• _Prompt_:
Look through the data and write out every line with the word "background" in it.

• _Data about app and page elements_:
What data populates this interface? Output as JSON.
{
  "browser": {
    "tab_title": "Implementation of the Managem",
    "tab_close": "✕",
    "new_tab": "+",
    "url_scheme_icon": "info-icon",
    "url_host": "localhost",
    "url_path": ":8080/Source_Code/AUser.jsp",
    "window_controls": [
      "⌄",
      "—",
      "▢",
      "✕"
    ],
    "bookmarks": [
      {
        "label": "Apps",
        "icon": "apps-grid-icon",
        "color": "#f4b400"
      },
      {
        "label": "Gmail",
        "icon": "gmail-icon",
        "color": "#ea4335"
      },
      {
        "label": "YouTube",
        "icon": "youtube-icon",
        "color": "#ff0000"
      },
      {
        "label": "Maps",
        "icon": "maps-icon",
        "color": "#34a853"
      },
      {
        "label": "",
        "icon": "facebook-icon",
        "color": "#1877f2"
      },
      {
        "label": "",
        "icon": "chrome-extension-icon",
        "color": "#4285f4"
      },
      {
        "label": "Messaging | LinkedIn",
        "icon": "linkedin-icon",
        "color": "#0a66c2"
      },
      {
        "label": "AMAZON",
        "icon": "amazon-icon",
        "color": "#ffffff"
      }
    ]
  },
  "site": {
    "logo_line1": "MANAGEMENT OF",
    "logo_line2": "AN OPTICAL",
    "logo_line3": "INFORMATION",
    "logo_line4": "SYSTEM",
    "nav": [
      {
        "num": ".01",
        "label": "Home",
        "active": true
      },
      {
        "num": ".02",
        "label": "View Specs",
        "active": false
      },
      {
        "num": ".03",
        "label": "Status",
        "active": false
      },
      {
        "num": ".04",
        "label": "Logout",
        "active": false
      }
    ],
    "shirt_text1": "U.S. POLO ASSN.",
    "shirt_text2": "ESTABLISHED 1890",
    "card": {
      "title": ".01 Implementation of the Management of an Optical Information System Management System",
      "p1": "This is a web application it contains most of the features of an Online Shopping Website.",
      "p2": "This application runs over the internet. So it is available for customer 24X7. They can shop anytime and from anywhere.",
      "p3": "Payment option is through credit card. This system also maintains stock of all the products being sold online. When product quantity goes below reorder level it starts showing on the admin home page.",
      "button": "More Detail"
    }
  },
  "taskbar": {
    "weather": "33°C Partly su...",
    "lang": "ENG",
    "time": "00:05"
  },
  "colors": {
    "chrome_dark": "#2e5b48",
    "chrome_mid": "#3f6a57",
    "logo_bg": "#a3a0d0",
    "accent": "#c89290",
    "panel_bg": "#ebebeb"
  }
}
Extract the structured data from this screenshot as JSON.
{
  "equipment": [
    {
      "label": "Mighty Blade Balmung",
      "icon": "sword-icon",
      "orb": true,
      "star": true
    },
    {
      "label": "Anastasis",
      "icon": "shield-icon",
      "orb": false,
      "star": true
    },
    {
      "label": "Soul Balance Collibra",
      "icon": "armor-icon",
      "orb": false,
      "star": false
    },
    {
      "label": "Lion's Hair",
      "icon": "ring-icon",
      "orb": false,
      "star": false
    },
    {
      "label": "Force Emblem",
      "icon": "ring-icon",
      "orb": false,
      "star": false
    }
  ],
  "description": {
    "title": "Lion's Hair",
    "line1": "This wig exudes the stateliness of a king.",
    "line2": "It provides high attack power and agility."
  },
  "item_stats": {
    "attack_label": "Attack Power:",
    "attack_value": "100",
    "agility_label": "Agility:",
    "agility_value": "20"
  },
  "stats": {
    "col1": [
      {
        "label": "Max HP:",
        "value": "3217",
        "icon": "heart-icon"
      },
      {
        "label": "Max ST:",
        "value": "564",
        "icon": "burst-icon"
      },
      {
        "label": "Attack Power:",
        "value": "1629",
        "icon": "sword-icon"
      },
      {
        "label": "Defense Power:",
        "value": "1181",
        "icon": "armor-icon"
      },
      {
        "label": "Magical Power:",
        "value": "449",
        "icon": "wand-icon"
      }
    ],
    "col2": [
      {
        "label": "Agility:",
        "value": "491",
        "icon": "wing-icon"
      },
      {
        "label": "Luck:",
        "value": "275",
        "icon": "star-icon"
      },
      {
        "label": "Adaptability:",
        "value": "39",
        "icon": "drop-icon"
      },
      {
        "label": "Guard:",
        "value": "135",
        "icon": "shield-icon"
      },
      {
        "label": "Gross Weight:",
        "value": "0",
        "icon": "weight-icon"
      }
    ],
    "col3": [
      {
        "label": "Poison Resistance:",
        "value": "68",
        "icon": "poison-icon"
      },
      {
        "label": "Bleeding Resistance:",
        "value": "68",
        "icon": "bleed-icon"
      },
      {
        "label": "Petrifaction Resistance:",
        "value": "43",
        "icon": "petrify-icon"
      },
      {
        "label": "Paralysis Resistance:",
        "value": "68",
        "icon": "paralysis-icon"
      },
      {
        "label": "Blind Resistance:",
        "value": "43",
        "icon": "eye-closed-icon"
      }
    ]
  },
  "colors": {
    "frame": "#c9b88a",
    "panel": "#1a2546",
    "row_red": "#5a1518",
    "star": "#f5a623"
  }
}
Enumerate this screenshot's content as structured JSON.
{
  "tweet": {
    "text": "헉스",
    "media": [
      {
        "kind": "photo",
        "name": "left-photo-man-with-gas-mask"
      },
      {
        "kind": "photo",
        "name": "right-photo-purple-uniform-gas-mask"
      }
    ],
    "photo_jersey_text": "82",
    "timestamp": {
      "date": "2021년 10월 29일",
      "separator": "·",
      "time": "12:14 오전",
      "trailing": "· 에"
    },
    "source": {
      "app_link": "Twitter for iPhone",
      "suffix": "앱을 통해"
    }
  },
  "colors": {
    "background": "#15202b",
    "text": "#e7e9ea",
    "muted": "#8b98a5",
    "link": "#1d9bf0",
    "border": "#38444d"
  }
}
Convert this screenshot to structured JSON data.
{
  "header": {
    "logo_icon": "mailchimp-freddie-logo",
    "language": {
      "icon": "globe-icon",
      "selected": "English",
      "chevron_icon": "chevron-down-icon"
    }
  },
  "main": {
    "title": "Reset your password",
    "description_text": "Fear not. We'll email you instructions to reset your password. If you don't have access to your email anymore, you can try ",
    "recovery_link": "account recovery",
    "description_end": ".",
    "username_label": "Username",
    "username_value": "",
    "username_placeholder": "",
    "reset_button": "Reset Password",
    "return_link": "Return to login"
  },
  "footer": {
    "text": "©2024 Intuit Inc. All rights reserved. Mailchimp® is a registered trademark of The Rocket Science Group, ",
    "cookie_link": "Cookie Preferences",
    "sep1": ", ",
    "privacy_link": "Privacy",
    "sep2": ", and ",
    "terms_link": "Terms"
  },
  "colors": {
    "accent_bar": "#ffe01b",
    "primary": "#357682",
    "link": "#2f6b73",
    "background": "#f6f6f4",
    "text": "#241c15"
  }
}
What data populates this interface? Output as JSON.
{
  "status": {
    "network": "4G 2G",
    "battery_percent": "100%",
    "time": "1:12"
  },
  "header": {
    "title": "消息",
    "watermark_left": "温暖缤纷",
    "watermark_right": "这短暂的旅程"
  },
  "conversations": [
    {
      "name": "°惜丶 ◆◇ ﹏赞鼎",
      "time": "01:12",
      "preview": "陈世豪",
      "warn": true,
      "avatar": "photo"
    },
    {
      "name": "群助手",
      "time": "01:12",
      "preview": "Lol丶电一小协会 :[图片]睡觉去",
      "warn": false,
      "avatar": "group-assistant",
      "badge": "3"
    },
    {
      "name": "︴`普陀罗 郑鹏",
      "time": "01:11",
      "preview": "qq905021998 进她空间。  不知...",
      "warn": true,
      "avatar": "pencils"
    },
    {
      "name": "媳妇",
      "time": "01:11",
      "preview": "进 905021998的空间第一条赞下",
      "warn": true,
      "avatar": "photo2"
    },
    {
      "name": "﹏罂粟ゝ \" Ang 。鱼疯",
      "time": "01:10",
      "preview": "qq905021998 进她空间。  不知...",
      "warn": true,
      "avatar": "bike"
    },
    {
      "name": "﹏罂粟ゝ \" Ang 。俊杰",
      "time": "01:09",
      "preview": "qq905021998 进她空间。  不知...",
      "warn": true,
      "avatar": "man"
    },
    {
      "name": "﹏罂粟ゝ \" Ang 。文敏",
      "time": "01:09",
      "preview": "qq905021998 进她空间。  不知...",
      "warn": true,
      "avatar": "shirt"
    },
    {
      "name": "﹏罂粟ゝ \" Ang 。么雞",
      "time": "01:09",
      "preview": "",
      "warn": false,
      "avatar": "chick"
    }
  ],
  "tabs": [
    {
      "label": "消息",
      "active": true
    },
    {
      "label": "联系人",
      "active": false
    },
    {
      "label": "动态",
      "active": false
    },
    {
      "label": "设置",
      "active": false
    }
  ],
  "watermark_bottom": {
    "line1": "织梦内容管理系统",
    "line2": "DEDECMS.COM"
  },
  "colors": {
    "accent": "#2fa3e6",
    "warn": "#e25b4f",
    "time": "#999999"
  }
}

• _Solution to the exercise_:
    "background": "#15202b",
    "background": "#f6f6f4",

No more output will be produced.